“If you want to gather honey, don’t kick over the beehive!”
If you want to win friends, don’t criticise them. This is the essence of a book I read recently, How to win friends and influence people by Dale Carnegie (first published in 1937). Despite its age, many people celebrate the book’s suggestions and methods as still being applicable to today’s life, especially when it comes to social interactions. It mainly deals with the challenge of criticising people in a way that doesn’t make the other person want to bite your head off. Admittedly, the piece seems to be mostly directed towards LEADERS and saleswomen. But I think there’s generally useful advice hidden in between such as how to make people like you, how to be a good conversationalist, and how to give non-offensive feedback.
How not to win friends
In Carnegie’s opinion, you should avoid delivering criticism. That doesn’t mean that you have to remain silent, when you truly need to improve someone’s behaviour or work ethics. Carnegie suggests to ask questions about the problem, to propose changes, to point out your own mistakes first, and to give them the opportunity to correct themselves. In short, don’t tell them that they are wrong.
A few years back, I received a less than unsatisfactory mark for a paper I had written. So, I asked my supervisor to explain the problems with my paper. Not only did he refuse to put aside five minutes for me, claiming that he had already written me a letter with his remarks. His feedback, when I read it, was written in such an offensive manner that I scanned it but once. I have never looked at it again, and consequently didn’t learn from my mistakes. I also avoided this teacher from that day forth.
To win friends through useful feedback
If you want to point out mistakes in another’s work, Carnegie advices to start off with the positive. A while ago, a friend and I exchanged the stories we were working on with the goal to give each other useful feedback. In order to encourage my friend to keep on writing, I looked up how to deliver encouraging feedback. What I found out was that it wasn’t my job to tell her how to write her story. Be clear about your goal, and what helps the other person before you criticise. Of course, I read many sources that suggested to begin with the positive as Carnegie does. Still, there was one advice that I found even more useful: If you start with the positive, you can still undermine everything you have said so far by starting the negative section with BUT. Using BUT indicates that everything you said before wasn’t as important as the following part. I took that very seriously. Therefore, instead of telling her what I would do differently, I asked her how one chapter was connected to the rest of the story, why she decided to place one storyline before another, and how I liked one aspect that could be more present. In exchange, she provided me with a couple of useful advices for my own story.

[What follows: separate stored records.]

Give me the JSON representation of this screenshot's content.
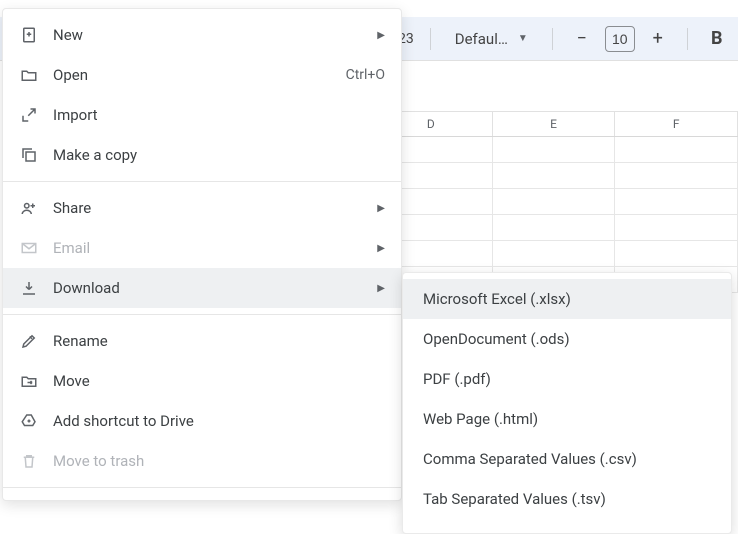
{
  "toolbar": {
    "num123": "23",
    "font_name": "Defaul…",
    "font_size": "10",
    "bold": "B"
  },
  "columns": [
    "D",
    "E",
    "F"
  ],
  "menu": {
    "new": "New",
    "open": "Open",
    "open_shortcut": "Ctrl+O",
    "import": "Import",
    "make_a_copy": "Make a copy",
    "share": "Share",
    "email": "Email",
    "download": "Download",
    "rename": "Rename",
    "move": "Move",
    "add_shortcut": "Add shortcut to Drive",
    "move_to_trash": "Move to trash"
  },
  "download_submenu": {
    "xlsx": "Microsoft Excel (.xlsx)",
    "ods": "OpenDocument (.ods)",
    "pdf": "PDF (.pdf)",
    "html": "Web Page (.html)",
    "csv": "Comma Separated Values (.csv)",
    "tsv": "Tab Separated Values (.tsv)"
  }
}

To win friends by keeping your mouth shut
Criticising is a form of art. You have to practise it regularly, and
more often than not it is all about learning to keep your mouth shut, whenever a bad word is knocking at your teeth. In the end, not everyone you meet needs to be criticised by you. So, don’t waste your time being angry about another person’s shortcomings, if you can help it. Of course, I only considered a few aspects of Carnegie’s book, which I found noteworthy. There is an abundance of advice, some of which can be useful in any kind of social interaction, and some of which is more useful in a leader-subordinate-relationship, or when dealing with an angry customer.
What is your method of delivering and handling criticism?